PROBLEM TO SOLVE:
Looking at the records below, say how many lines include "Data", and add nothing else.

INPUT MATERIAL:

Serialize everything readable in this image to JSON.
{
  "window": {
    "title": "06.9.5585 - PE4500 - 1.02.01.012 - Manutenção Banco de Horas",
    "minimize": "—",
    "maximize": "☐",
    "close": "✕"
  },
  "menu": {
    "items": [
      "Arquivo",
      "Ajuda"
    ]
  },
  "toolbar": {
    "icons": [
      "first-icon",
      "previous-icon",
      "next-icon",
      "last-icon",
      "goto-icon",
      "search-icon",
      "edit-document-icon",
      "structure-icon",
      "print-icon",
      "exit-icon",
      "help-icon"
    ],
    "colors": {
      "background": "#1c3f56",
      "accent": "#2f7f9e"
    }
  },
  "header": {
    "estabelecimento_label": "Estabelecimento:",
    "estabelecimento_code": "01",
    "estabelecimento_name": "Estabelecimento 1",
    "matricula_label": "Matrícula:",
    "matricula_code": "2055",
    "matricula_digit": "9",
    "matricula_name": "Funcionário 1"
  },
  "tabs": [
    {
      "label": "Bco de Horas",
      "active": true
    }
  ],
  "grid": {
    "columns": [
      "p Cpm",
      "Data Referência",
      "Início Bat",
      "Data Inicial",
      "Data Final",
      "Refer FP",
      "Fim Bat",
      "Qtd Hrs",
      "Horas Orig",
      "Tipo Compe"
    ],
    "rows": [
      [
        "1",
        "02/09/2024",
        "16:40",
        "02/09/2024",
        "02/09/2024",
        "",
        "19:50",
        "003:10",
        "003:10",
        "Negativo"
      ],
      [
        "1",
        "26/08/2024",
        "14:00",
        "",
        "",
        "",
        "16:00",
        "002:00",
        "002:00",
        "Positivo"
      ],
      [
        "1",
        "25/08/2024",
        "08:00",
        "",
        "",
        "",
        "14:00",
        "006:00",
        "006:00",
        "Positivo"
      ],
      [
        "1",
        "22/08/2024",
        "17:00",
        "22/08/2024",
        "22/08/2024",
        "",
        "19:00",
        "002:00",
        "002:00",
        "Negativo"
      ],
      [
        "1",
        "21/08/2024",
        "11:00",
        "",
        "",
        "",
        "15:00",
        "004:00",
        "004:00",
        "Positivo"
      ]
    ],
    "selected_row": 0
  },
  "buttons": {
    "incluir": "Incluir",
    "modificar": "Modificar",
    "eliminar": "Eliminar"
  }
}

OUTPUT OF THE TASK:
3